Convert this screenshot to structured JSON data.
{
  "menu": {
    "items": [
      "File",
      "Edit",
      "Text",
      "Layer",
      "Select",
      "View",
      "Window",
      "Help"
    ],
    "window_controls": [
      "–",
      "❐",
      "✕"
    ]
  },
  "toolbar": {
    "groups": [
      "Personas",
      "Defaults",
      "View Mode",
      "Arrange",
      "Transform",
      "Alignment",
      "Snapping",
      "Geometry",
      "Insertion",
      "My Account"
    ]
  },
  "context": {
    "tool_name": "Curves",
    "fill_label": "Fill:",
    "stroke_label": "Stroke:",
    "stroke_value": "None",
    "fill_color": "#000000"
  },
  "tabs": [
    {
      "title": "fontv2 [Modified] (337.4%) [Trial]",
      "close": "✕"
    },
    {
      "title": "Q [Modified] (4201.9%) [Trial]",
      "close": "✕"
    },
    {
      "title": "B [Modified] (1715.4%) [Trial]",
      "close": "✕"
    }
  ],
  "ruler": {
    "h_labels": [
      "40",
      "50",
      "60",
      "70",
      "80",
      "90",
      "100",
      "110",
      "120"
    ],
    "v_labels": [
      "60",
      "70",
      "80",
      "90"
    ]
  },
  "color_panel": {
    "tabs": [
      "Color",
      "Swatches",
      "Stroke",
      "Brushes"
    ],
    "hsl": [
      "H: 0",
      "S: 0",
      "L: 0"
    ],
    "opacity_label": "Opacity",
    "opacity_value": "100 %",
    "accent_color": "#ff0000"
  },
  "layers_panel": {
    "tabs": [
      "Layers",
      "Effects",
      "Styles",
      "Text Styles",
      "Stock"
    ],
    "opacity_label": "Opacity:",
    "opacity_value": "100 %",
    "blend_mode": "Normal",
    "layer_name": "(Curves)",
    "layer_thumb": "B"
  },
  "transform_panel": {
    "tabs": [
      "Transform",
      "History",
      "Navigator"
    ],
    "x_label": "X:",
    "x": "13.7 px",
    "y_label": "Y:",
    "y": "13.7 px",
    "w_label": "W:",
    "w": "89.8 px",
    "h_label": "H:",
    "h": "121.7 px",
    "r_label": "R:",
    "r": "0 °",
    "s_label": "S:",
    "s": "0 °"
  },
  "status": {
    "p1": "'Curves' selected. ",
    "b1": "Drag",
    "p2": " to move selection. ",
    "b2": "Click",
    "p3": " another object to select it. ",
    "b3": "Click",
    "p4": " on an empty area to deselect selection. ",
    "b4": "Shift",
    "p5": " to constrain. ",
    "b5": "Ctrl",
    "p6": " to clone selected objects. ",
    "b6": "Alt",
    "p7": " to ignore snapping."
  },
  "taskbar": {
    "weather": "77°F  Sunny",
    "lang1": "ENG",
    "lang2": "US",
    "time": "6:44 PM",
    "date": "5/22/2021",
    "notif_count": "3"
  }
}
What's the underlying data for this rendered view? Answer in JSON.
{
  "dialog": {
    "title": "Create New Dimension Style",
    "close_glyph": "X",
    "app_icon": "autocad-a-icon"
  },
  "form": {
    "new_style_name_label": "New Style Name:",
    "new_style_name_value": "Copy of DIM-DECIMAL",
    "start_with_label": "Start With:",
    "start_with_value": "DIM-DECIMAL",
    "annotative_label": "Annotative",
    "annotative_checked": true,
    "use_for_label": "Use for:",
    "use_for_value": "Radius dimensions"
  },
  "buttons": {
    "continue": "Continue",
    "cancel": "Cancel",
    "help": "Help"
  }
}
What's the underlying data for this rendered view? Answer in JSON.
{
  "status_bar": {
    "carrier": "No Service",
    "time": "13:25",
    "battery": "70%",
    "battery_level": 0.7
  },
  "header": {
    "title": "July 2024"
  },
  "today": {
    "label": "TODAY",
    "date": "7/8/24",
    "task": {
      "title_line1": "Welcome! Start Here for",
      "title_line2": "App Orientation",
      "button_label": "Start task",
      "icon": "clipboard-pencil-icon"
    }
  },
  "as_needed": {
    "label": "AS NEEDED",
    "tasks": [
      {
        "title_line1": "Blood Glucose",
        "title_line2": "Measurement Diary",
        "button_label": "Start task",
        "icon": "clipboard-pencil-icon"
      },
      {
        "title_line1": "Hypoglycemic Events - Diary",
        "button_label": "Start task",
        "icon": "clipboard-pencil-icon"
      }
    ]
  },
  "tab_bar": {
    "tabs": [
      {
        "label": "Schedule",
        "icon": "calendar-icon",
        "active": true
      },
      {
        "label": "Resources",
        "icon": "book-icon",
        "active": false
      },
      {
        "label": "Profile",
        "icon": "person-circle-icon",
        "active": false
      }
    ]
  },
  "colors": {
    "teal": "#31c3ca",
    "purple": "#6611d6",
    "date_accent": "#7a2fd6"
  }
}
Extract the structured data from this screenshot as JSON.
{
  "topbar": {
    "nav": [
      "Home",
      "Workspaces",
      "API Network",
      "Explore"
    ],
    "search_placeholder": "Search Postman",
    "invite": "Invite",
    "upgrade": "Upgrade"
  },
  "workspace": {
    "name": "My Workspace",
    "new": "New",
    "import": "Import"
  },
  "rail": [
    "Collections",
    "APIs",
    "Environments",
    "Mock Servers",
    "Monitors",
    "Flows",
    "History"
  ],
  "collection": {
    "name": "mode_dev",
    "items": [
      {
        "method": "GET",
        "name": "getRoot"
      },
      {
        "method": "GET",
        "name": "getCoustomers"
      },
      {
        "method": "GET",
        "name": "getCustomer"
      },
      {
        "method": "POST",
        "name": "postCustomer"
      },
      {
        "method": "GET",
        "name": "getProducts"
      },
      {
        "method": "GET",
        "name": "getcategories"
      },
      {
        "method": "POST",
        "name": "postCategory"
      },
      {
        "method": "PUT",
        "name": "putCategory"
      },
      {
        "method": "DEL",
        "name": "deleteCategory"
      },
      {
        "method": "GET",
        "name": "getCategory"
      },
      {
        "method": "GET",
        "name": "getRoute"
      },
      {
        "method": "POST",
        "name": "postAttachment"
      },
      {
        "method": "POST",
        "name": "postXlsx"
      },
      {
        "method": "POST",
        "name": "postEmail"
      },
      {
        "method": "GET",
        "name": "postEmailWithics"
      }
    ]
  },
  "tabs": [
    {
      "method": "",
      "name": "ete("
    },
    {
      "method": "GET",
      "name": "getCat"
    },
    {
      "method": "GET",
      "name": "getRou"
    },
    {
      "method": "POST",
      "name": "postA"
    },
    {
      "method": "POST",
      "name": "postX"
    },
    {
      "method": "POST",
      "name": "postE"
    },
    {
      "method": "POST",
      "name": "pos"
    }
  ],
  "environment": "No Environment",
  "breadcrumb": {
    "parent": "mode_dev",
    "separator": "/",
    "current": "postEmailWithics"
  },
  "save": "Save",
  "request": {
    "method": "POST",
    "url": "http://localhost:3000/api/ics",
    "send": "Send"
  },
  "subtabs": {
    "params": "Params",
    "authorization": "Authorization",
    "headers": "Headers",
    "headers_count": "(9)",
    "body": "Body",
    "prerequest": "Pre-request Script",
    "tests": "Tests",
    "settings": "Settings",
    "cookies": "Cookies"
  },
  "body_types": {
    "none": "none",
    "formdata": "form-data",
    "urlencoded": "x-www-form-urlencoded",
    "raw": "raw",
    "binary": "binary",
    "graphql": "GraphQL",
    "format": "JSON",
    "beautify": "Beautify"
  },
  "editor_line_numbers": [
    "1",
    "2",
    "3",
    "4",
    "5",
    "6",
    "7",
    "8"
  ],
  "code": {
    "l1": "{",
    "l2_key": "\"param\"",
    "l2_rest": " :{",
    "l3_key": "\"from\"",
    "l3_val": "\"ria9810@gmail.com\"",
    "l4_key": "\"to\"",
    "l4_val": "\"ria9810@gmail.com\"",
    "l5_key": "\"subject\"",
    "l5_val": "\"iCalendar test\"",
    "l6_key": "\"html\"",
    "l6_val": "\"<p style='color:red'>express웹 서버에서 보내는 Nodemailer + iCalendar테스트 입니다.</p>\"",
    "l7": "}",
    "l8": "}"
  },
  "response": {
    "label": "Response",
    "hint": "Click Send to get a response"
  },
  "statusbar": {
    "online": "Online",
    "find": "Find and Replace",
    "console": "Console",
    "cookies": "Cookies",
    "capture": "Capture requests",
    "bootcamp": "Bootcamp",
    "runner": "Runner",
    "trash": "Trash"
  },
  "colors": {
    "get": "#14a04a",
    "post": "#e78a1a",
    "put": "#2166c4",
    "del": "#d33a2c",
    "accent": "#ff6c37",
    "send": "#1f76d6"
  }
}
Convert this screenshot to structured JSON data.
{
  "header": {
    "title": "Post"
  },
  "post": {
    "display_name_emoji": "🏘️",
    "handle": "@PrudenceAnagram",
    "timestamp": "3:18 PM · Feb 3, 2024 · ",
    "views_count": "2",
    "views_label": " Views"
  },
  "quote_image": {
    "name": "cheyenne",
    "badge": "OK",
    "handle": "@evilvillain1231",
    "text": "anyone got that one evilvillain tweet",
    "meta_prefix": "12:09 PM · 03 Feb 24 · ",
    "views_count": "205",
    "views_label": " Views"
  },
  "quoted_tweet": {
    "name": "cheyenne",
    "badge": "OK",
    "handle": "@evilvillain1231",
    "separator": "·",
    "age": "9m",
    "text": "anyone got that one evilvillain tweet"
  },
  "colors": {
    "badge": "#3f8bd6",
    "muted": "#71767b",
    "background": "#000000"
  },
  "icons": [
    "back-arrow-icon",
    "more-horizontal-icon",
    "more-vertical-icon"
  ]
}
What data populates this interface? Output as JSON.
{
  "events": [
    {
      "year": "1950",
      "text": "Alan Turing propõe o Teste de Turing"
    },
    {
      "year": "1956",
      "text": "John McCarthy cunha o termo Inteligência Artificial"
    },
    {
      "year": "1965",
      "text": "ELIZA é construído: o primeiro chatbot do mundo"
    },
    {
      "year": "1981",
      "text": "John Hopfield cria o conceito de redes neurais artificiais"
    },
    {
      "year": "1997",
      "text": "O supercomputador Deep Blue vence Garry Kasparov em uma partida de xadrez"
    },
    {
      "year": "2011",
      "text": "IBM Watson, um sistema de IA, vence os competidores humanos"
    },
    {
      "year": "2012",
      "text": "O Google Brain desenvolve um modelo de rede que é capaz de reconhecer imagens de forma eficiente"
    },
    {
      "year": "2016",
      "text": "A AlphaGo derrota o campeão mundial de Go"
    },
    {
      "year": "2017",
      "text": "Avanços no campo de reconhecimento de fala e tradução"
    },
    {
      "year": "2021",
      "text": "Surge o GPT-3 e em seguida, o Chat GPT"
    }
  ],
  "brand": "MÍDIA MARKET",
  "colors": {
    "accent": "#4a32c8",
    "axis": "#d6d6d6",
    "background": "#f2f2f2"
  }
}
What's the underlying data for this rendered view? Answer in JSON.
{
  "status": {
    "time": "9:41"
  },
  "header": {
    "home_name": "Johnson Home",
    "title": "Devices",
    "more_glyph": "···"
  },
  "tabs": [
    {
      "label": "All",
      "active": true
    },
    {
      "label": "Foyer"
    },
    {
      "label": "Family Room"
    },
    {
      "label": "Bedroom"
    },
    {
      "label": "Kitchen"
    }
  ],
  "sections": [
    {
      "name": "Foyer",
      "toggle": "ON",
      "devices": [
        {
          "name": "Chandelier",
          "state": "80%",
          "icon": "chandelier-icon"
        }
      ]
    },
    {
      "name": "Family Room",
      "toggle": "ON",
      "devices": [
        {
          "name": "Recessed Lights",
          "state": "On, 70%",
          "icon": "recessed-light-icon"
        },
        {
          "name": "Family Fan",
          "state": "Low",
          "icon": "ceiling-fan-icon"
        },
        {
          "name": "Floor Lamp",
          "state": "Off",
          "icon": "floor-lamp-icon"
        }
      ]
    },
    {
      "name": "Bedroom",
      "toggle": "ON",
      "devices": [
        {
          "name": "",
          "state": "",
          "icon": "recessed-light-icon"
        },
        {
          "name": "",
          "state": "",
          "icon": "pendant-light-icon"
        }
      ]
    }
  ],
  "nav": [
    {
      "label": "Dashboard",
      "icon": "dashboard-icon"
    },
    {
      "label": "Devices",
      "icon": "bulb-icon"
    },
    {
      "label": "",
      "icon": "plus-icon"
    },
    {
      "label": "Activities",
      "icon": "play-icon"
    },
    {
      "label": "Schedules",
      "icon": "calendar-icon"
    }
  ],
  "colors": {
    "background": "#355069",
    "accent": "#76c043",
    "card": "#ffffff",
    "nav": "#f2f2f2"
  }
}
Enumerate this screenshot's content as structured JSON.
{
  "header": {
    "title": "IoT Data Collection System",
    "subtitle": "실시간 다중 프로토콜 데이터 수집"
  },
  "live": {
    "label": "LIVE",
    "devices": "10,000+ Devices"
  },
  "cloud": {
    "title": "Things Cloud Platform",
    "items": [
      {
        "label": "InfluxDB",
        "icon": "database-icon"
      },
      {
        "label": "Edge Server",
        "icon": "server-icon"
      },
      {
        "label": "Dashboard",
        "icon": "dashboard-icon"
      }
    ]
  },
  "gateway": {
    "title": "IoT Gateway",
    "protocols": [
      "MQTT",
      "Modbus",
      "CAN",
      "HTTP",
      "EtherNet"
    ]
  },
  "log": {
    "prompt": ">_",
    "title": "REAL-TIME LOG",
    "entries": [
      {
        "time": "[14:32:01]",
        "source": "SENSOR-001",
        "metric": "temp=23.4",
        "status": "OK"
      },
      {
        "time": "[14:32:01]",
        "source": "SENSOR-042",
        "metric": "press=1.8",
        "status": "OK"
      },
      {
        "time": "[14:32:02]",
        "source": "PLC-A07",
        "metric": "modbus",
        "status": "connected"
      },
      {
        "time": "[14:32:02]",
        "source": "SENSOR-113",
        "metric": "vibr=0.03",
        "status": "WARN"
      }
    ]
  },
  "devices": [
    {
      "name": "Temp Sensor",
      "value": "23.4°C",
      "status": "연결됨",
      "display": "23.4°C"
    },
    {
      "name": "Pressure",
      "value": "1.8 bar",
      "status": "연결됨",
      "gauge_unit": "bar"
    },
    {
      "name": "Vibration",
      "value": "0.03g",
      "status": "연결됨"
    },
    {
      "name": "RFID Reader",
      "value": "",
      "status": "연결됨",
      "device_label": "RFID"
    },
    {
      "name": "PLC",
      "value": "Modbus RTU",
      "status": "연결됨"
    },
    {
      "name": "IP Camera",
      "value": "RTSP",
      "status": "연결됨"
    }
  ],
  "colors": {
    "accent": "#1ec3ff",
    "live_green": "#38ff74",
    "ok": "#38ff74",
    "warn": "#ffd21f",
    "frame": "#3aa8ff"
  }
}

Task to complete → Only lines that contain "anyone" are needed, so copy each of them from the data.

Response →
    "text": "anyone got that one evilvillain tweet",
    "text": "anyone got that one evilvillain tweet"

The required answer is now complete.